We use Transifex to translate Sentry.
Other things that mean translating: localization, internationalization, i18n, l10n
If you need access to manage translations, translators, languages, or anything else, please talk to one of the following people:
- Ben Vinegar
- Vlad Cretu
Approving Translators and Languages
General rules to follow when doing approvals.
- Don't approve new languages generally.
- Don't approve new languages that are duplicates of existing languages.
- Don't approve new team members unless they seem reliable (see security note below).
Backfilling a Language
We have the ability to pay translators to come in and backfill a language. This has been done a number of times over the years, and is a good way to get an acceptable amount of coverage. There are caveats however:
- They often need "context" for a string, which we're usually missing in our code (or in the database). This means someone has to respond to their requests.
- The quality will be average - you given them a style to aim for, and they often do an ok-enough job.
- It's not free, though its cheap so it's not a big deal.
It's possible for translators to inject advertisements (links) or other bad content into translations. For this reason we don't accept translations implicitly - you get approved first - but it means we also need to do at least a minor bit of research on the translator themselves. Generally this is left to your own judgement, but take a look at their profile and ask yourself if they seem like a real human, or if this is a one-off account intended to use for abuse.
Updating Translations (source code)
Translations have to be updated manually in Sentry.
To update untranslated strings in Transifex, open a terminal within the Sentry repo and run the following:
This will extract strings from the frontend using a webpack loader, as well as from the backend using
django makemessages -- which then gets merged together to create a
django.po file for the default (English) locale. This then gets propagated to our other supported locales.
It then uploads these PO files to Transifex to be translated. Ideally, this process is automated so that it is run on a schedule to ensure that new strings are synced with Transifex.
Note: You may need to go to Transifex and approve some previously reviewed translations. You can select a language and query for
reviewed:no origin:TM to find strings that have shifted around in the source code but have been previously translated. The
TM stands for Translation Memory.
Updating Sentry with New Translations
The process of updating Sentry should be separate from updating Transifex as there needs to be time for translations and reviews to occur. In order to update Sentry run the following command in the Sentry repo:
This will pull translations from Transifex and use

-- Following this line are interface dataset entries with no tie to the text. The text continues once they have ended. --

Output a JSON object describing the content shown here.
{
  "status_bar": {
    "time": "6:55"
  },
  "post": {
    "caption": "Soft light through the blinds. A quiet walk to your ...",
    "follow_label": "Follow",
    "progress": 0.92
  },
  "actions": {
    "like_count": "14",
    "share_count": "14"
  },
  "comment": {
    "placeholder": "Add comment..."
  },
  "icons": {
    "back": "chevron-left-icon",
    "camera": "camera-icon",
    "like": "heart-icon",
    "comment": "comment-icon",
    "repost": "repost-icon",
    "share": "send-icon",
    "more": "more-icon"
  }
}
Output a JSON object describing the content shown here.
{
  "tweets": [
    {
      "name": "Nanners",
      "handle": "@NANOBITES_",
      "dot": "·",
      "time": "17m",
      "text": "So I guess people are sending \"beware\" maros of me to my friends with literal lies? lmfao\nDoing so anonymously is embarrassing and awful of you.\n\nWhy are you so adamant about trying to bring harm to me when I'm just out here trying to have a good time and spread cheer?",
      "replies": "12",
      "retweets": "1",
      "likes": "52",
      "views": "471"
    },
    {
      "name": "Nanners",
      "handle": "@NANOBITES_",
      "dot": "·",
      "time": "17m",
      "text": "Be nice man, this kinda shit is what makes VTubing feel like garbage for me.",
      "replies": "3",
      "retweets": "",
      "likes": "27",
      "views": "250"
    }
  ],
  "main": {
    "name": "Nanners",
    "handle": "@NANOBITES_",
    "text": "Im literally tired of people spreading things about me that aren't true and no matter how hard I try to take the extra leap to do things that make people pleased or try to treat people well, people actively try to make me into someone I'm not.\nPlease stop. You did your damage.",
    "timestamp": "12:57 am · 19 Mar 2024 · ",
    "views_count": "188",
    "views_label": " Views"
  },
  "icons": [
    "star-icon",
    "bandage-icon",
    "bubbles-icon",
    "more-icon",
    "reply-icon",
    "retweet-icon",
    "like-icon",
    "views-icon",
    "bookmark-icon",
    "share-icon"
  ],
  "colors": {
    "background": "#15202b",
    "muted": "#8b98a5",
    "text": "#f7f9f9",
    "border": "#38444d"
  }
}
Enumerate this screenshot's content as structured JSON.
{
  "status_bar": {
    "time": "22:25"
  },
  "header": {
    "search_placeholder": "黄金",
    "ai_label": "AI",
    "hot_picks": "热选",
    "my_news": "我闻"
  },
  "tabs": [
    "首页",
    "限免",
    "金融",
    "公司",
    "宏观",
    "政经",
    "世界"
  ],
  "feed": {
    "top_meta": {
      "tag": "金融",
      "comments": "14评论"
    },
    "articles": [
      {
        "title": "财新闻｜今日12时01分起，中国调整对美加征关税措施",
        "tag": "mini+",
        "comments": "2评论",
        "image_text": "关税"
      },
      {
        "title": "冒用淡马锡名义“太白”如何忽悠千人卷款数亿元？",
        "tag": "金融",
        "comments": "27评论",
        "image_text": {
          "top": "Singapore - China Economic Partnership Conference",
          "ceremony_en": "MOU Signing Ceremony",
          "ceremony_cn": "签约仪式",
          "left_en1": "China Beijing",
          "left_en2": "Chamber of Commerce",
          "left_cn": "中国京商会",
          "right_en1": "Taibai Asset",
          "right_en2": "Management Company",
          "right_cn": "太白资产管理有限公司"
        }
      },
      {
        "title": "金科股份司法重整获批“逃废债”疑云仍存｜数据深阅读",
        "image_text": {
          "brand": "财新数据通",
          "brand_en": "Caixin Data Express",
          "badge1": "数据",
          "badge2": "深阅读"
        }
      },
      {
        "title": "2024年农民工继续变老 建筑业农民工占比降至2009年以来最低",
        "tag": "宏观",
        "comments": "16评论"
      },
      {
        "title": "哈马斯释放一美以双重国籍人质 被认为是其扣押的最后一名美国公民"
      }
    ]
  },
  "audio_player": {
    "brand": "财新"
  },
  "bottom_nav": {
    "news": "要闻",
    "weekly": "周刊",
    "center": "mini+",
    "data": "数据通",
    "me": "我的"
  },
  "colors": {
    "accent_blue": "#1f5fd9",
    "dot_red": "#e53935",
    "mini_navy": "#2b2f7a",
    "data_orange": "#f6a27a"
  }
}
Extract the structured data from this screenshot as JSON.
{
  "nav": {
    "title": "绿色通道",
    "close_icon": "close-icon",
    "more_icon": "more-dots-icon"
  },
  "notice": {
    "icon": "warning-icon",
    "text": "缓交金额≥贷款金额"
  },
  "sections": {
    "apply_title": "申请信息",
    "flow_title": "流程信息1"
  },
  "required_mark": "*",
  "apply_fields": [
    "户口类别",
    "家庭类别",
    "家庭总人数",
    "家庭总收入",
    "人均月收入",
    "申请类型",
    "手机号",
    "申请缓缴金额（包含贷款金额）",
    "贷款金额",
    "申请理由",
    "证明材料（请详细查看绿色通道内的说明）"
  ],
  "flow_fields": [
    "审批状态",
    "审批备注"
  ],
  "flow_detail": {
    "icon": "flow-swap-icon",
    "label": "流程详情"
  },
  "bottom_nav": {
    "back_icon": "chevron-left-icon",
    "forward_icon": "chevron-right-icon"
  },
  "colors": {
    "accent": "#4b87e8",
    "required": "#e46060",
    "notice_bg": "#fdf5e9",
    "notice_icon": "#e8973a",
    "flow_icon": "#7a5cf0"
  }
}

django compilemessages to update the local translations. You should then commit the changes and submit a new Pull Request.
You may encounter some errors when running
LC_MESSAGES/django.po:4790: number of format specifications in 'msgid_plural' and 'msgstr' does not match
This means that we are using
tn() with an unbalanced set of string placeholders. For example,
tn('one user', '%s users', userCount); // This is bad because the first argument needs to also have %s // Instead do something like this userCount === 1 ? t('one user') : tn('%s users', '%s users', userCount); // Not great as the first arg to `tn()` is always ignored, but at least it will compile
Another common error you may see is
LC_MESSAGES/django.po:10824: 'msgstr' is not a valid Python format string, unlike 'msgid'. Reason: The character that terminates the directive number 1 is not a valid conversion specifier.
This generally means there is a literal
% that the parser is confusing for a string placeholder. For example,
#: static/app/views/dashboardsV2/manage/dashboardList.tsx:120 #, python-format msgid "100% of releases"
This can be resolved by removing
#, python-format (assuming you don't have any string formatting)